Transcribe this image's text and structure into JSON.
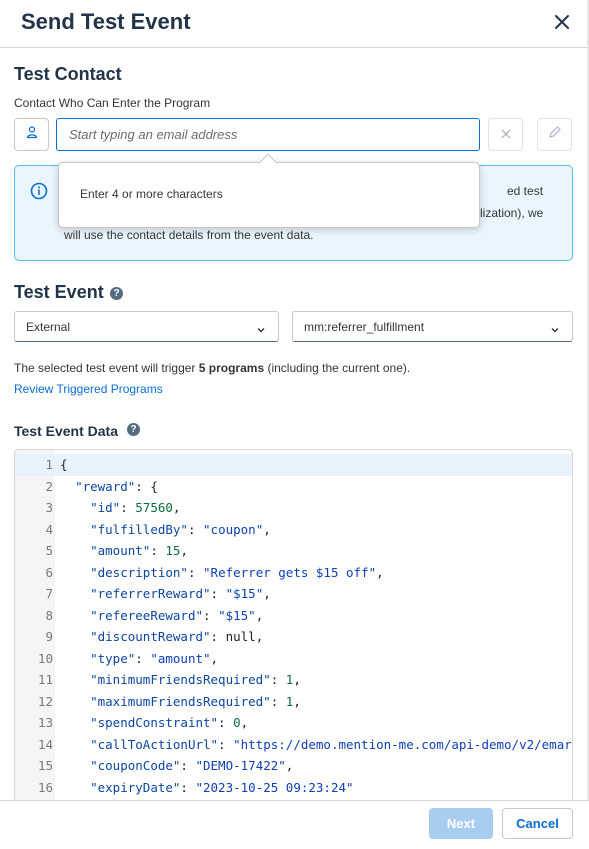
{
  "dialog": {
    "title": "Send Test Event",
    "close_icon": "close-icon"
  },
  "test_contact": {
    "heading": "Test Contact",
    "label": "Contact Who Can Enter the Program",
    "email_placeholder": "Start typing an email address",
    "email_value": "",
    "contact_icon": "person-icon",
    "clear_icon": "clear-x-icon",
    "edit_icon": "pencil-icon"
  },
  "info": {
    "icon": "info-icon",
    "line1": "ed test",
    "line2": "lization), we",
    "line3": "will use the contact details from the event data."
  },
  "suggestion_popover": {
    "text": "Enter 4 or more characters"
  },
  "test_event": {
    "heading": "Test Event",
    "source_select": "External",
    "event_select": "mm:referrer_fulfillment",
    "trigger_prefix": "The selected test event will trigger ",
    "trigger_count": "5 programs",
    "trigger_suffix": " (including the current one).",
    "review_link": "Review Triggered Programs"
  },
  "event_data": {
    "heading": "Test Event Data",
    "lines": [
      {
        "n": "1",
        "text": "{"
      },
      {
        "n": "2",
        "text": "  \"reward\": {"
      },
      {
        "n": "3",
        "text": "    \"id\": 57560,"
      },
      {
        "n": "4",
        "text": "    \"fulfilledBy\": \"coupon\","
      },
      {
        "n": "5",
        "text": "    \"amount\": 15,"
      },
      {
        "n": "6",
        "text": "    \"description\": \"Referrer gets $15 off\","
      },
      {
        "n": "7",
        "text": "    \"referrerReward\": \"$15\","
      },
      {
        "n": "8",
        "text": "    \"refereeReward\": \"$15\","
      },
      {
        "n": "9",
        "text": "    \"discountReward\": null,"
      },
      {
        "n": "10",
        "text": "    \"type\": \"amount\","
      },
      {
        "n": "11",
        "text": "    \"minimumFriendsRequired\": 1,"
      },
      {
        "n": "12",
        "text": "    \"maximumFriendsRequired\": 1,"
      },
      {
        "n": "13",
        "text": "    \"spendConstraint\": 0,"
      },
      {
        "n": "14",
        "text": "    \"callToActionUrl\": \"https://demo.mention-me.com/api-demo/v2/emar"
      },
      {
        "n": "15",
        "text": "    \"couponCode\": \"DEMO-17422\","
      },
      {
        "n": "16",
        "text": "    \"expiryDate\": \"2023-10-25 09:23:24\""
      }
    ]
  },
  "footer": {
    "next_label": "Next",
    "cancel_label": "Cancel"
  },
  "colors": {
    "accent": "#0a6ed1",
    "info_bg": "#eaf6fd",
    "info_border": "#5bb7f0",
    "primary_disabled": "#a9cdf1"
  }
}
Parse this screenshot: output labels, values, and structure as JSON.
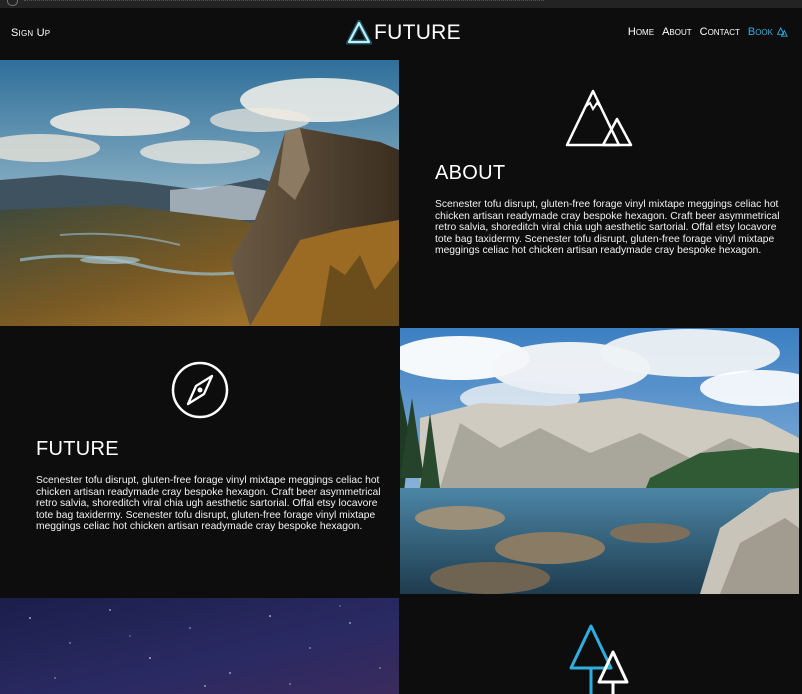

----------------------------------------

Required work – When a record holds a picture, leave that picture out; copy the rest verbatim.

Output for this exercise –
Transcribe this image's text and structure into JSON.
{
  "dialog": {
    "title": "Send Test Event",
    "close_icon": "close-icon"
  },
  "test_contact": {
    "heading": "Test Contact",
    "label": "Contact Who Can Enter the Program",
    "email_placeholder": "Start typing an email address",
    "email_value": "",
    "contact_icon": "person-icon",
    "clear_icon": "clear-x-icon",
    "edit_icon": "pencil-icon"
  },
  "info": {
    "icon": "info-icon",
    "line1": "ed test",
    "line2": "lization), we",
    "line3": "will use the contact details from the event data."
  },
  "suggestion_popover": {
    "text": "Enter 4 or more characters"
  },
  "test_event": {
    "heading": "Test Event",
    "source_select": "External",
    "event_select": "mm:referrer_fulfillment",
    "trigger_prefix": "The selected test event will trigger ",
    "trigger_count": "5 programs",
    "trigger_suffix": " (including the current one).",
    "review_link": "Review Triggered Programs"
  },
  "event_data": {
    "heading": "Test Event Data",
    "lines": [
      {
        "n": "1",
        "text": "{"
      },
      {
        "n": "2",
        "text": "  \"reward\": {"
      },
      {
        "n": "3",
        "text": "    \"id\": 57560,"
      },
      {
        "n": "4",
        "text": "    \"fulfilledBy\": \"coupon\","
      },
      {
        "n": "5",
        "text": "    \"amount\": 15,"
      },
      {
        "n": "6",
        "text": "    \"description\": \"Referrer gets $15 off\","
      },
      {
        "n": "7",
        "text": "    \"referrerReward\": \"$15\","
      },
      {
        "n": "8",
        "text": "    \"refereeReward\": \"$15\","
      },
      {
        "n": "9",
        "text": "    \"discountReward\": null,"
      },
      {
        "n": "10",
        "text": "    \"type\": \"amount\","
      },
      {
        "n": "11",
        "text": "    \"minimumFriendsRequired\": 1,"
      },
      {
        "n": "12",
        "text": "    \"maximumFriendsRequired\": 1,"
      },
      {
        "n": "13",
        "text": "    \"spendConstraint\": 0,"
      },
      {
        "n": "14",
        "text": "    \"callToActionUrl\": \"https://demo.mention-me.com/api-demo/v2/emar"
      },
      {
        "n": "15",
        "text": "    \"couponCode\": \"DEMO-17422\","
      },
      {
        "n": "16",
        "text": "    \"expiryDate\": \"2023-10-25 09:23:24\""
      }
    ]
  },
  "footer": {
    "next_label": "Next",
    "cancel_label": "Cancel"
  },
  "colors": {
    "accent": "#0a6ed1",
    "info_bg": "#eaf6fd",
    "info_border": "#5bb7f0",
    "primary_disabled": "#a9cdf1"
  }
}
Parse this screenshot: output labels, values, and structure as JSON.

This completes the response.